— Task prompt —
Your answer should be a number only: the count of lines in the following entries that contain "true".
(Beginning of Material provided)
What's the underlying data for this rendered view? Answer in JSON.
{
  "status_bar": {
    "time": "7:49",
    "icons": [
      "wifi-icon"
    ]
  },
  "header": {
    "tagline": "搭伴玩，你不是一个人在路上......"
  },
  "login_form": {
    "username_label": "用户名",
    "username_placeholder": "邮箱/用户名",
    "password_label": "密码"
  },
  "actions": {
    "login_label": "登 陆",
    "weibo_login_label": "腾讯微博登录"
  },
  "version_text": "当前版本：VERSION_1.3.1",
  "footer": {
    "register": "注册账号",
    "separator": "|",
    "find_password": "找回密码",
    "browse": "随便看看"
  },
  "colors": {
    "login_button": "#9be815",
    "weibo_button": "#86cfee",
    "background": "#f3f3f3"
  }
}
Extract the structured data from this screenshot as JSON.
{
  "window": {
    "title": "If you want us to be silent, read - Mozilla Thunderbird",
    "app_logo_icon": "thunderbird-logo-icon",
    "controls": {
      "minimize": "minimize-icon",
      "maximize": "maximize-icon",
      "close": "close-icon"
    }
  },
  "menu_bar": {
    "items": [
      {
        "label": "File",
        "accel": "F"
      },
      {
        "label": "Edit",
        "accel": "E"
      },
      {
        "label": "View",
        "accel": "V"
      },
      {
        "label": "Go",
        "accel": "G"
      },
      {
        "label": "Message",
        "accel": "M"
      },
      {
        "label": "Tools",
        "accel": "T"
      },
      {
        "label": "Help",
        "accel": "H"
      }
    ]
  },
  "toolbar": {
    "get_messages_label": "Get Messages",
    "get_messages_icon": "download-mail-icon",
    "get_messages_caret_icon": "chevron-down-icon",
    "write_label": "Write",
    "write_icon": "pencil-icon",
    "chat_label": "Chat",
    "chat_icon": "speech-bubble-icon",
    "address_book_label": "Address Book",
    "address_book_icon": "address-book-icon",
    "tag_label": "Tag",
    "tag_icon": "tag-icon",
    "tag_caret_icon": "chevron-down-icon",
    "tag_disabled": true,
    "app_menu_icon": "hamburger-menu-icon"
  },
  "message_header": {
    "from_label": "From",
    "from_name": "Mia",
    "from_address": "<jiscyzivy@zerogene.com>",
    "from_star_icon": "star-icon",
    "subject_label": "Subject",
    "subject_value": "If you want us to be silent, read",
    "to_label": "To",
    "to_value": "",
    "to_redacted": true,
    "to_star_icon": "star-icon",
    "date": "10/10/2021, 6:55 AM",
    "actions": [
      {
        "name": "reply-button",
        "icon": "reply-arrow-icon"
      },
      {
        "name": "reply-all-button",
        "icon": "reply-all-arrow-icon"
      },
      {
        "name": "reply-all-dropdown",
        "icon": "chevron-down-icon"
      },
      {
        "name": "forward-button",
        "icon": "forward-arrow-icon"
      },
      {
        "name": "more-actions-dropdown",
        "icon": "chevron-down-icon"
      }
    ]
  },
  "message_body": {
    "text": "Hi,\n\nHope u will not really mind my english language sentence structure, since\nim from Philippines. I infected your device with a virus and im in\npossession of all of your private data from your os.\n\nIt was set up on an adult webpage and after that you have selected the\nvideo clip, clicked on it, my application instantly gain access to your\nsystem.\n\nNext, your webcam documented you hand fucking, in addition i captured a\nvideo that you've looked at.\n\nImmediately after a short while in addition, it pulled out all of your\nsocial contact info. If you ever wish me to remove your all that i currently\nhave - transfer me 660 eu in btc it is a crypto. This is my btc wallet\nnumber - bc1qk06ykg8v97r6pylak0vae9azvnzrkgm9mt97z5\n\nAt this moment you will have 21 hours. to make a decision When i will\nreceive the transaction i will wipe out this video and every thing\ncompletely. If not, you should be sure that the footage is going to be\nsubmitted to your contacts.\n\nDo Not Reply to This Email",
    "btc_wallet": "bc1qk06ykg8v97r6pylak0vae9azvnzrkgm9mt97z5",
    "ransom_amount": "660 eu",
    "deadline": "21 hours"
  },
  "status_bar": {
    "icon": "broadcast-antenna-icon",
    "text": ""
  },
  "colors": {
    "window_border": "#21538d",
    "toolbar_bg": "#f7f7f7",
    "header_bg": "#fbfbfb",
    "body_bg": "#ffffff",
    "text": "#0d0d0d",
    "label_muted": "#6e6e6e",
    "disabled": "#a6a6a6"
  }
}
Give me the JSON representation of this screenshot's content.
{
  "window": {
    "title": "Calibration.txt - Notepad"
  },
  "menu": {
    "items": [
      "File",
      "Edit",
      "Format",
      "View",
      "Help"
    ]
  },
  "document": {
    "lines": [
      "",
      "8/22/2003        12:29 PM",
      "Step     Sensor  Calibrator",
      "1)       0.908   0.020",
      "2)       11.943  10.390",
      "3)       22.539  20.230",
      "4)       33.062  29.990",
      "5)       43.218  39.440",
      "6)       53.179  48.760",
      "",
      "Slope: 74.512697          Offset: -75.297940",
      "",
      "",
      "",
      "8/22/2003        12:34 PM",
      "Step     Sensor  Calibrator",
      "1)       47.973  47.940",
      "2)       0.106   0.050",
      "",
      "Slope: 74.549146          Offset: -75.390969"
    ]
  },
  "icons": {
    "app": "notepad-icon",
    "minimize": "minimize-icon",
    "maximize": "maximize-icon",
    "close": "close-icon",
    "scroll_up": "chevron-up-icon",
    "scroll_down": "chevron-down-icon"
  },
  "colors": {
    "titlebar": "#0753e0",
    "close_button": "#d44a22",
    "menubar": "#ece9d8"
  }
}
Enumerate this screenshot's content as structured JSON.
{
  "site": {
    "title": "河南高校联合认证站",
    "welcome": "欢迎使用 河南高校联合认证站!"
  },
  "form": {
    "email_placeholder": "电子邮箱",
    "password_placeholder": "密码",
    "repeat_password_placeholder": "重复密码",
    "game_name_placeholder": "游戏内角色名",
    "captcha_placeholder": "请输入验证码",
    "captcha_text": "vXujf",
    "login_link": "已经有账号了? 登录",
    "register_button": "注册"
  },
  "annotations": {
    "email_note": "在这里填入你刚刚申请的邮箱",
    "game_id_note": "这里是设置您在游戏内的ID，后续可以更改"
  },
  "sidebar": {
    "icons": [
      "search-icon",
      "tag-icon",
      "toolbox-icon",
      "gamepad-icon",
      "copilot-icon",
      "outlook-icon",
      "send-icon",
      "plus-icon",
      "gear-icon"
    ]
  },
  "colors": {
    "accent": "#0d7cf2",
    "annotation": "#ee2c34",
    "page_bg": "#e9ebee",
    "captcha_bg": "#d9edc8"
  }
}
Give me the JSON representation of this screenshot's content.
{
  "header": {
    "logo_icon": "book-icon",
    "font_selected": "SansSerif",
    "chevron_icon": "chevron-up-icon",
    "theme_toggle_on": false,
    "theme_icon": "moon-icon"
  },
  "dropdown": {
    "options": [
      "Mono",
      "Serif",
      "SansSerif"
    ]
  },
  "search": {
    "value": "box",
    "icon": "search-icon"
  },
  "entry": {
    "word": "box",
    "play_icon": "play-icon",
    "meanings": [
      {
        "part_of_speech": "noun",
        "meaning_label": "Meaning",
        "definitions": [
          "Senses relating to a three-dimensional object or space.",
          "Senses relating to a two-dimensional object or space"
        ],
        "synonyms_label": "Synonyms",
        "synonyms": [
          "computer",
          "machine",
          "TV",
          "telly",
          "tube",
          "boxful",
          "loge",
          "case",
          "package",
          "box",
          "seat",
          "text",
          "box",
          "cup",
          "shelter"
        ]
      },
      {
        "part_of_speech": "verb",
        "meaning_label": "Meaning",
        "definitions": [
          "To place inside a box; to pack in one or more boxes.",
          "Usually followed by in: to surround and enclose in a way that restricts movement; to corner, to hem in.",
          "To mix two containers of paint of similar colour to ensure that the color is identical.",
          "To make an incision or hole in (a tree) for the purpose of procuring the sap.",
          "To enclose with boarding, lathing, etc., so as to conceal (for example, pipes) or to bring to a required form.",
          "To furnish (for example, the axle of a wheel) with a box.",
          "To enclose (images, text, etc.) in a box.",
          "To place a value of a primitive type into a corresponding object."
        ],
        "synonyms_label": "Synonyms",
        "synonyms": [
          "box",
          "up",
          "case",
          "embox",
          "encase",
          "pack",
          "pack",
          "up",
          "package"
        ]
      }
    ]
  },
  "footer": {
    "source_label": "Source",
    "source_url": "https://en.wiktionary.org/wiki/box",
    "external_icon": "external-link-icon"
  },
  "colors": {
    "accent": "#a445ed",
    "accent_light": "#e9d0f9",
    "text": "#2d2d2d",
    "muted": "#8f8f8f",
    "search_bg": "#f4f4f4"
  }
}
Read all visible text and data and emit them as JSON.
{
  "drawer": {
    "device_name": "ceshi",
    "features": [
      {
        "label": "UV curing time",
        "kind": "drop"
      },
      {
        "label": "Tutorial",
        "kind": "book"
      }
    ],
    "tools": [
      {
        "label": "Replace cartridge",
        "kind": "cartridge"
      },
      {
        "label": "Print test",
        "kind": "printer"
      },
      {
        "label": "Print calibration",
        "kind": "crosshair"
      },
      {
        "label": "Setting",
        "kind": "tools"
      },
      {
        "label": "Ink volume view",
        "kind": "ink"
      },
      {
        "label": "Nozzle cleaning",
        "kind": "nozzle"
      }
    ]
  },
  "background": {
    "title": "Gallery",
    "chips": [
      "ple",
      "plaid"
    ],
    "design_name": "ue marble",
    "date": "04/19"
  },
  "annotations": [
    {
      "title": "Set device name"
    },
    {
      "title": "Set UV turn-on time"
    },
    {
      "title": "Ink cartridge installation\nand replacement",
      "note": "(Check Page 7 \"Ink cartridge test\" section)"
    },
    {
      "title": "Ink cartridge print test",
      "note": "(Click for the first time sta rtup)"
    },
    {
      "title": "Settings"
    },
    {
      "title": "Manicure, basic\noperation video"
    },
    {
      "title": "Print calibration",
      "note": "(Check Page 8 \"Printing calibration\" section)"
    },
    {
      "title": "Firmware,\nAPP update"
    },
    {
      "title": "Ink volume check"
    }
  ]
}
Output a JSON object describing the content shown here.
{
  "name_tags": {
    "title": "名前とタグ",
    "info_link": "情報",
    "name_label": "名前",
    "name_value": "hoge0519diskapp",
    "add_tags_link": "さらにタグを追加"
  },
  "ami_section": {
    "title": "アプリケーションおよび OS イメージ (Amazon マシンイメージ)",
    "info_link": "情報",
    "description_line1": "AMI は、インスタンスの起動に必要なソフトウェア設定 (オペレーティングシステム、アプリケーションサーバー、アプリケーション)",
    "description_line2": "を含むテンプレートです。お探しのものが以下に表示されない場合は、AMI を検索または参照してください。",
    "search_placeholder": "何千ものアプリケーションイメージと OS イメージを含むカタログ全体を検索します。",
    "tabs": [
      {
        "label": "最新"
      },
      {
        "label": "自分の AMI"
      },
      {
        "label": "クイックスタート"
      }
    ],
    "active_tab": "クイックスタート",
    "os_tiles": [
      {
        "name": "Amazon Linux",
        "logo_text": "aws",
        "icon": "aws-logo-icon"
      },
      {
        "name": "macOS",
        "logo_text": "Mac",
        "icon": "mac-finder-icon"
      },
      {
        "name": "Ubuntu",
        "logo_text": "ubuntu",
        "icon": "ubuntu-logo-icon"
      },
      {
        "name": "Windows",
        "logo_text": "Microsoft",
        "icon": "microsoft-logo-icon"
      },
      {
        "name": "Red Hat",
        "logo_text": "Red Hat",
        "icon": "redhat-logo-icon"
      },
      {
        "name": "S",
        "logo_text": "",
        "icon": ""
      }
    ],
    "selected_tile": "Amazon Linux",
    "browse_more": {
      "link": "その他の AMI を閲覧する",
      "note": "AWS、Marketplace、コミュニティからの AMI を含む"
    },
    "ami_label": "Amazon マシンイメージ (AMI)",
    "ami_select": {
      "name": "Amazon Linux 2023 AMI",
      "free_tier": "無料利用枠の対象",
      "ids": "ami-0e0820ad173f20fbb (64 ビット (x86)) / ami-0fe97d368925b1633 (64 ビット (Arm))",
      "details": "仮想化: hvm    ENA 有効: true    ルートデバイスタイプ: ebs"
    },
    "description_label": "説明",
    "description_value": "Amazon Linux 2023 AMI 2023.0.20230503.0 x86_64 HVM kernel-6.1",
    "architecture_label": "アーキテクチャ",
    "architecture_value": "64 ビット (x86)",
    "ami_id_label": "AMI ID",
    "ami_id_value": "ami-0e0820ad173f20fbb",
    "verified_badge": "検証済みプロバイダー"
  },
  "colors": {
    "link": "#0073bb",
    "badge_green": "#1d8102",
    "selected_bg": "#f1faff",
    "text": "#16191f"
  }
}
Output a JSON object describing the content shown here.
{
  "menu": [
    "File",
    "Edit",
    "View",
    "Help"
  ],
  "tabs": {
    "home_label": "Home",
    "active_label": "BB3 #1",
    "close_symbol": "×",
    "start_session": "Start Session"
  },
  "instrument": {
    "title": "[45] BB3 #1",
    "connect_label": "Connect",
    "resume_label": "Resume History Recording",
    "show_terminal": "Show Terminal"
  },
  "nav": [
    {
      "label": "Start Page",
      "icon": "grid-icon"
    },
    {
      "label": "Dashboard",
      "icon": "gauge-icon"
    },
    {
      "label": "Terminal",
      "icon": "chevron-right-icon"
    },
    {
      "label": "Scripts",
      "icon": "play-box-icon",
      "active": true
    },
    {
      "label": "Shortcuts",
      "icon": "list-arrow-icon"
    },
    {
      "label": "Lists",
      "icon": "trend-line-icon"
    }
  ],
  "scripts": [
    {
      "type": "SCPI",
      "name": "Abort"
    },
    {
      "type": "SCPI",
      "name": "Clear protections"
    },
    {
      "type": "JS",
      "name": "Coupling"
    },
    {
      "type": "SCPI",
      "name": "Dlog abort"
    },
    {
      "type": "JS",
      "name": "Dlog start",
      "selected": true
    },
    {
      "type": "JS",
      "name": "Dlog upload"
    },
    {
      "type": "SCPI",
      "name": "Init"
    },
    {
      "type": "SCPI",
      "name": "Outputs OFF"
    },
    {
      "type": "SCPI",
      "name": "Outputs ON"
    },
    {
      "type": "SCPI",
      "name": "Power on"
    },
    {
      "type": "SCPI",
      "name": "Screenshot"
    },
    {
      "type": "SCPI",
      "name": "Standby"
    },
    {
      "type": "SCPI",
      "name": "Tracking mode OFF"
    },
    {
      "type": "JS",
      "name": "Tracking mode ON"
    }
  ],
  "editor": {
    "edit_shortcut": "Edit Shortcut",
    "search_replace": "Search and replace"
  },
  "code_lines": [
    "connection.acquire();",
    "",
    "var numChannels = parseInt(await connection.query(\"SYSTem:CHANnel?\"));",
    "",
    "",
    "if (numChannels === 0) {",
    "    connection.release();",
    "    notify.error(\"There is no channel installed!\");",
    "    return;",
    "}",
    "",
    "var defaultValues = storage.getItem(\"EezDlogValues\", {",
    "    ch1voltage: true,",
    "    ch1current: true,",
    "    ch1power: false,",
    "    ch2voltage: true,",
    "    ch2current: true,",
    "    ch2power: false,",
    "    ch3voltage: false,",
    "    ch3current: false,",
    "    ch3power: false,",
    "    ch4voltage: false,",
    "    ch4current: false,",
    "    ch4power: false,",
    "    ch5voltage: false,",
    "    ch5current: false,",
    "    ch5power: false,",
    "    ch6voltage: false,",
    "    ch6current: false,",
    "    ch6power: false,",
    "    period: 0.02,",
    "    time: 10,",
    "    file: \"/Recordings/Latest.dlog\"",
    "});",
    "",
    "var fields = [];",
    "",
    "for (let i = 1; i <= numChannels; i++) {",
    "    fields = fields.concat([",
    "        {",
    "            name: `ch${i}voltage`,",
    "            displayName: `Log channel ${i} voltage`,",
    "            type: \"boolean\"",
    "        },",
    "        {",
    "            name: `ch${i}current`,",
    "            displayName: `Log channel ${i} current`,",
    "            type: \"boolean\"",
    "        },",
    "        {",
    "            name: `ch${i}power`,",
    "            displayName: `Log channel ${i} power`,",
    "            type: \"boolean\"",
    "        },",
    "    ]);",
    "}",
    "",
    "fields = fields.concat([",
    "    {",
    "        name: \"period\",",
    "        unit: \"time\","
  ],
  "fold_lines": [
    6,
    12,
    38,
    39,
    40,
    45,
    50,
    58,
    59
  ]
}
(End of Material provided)
— Written answer —
9